And in a few hours I’ll be presenting to Darlington Council, local business leaders and other stakeholders on the UK retail market...

...before supporting a workshop aimed at exploring how change should be embraced in the council’s vision and plans for retail investment and placemaking. 1,100 miles. Same challenge: adaption.

For our part, last week we were delighted to be working with the Department for International Trade (DIT) as part of UK Government’s presence at MIPIM. At the event, in a big way, for the first time ever, there was a wonderful irony given the results of last June. Nonetheless the Department should be commended, and hopefully will build on what was a success.

I was joined by UK retail property luminaries including Giulia Bunting (Director, GL Hearn, President, Revo), Peter Cole (CIO, Hammerson) and Paul Sargent (CEO, Queensberry) at a session I chaired where we traversed our way along the sinuous path of what makes the UK attractive for international retailers and investors (building on our recent research with leading REIT intu). And of the many points that were made, the area raised by Paul that I have believed for a while is of most interest is the mix-match in the speed of adaptation within the different parts of our ecosystem.


We face an enormous challenge to align the speed of change within the different parts of our market so it operates more productively in the future.

Consumers and retailers, driven by technology and flexible business models (where barriers to entry are low, and where the ease of exiting is beneficial) are rapidly changing the way they buy, produce, sell and communicate. 

Property people and local councils operate in more static systems that suppress adaptation.

The Landlord and Tenant Act is colloquially known as ‘the 1954 Act’. The business rates system seemed a sensible way to tax local business… in 1990. The Use Class Order deliberately restricts uses and shapes much local planning policy. Retail property assets are valued in much the same way as they always have been.

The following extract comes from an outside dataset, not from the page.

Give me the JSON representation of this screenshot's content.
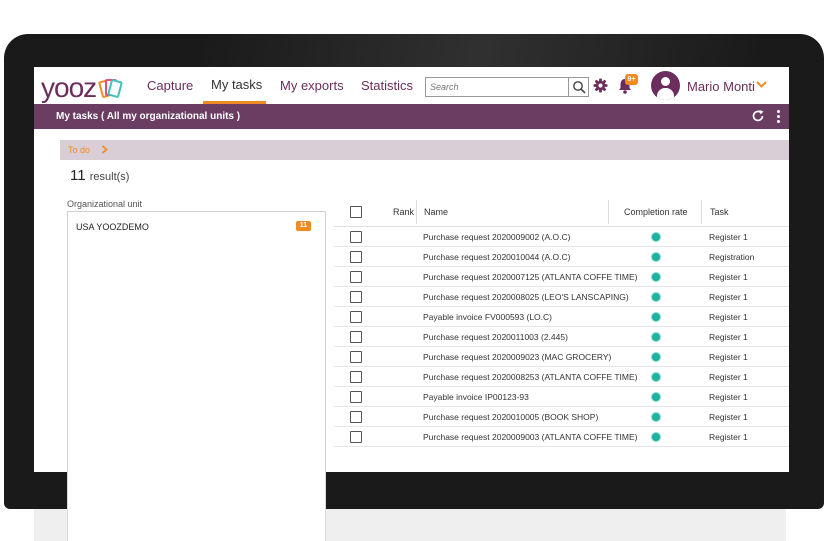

And once buildings are built, they stay built for a long time (in most cases, thank goodness!).

I strongly believe this is a systems issue, more than a lack of human desire to embrace change (whilst not being naïve enough to think this isn’t part of the problem) but I am also confident with more collaboration in places like Darlington and Cannes, persuasion and willing we can improve how we all do business.


Edward Cooke

Chief Executive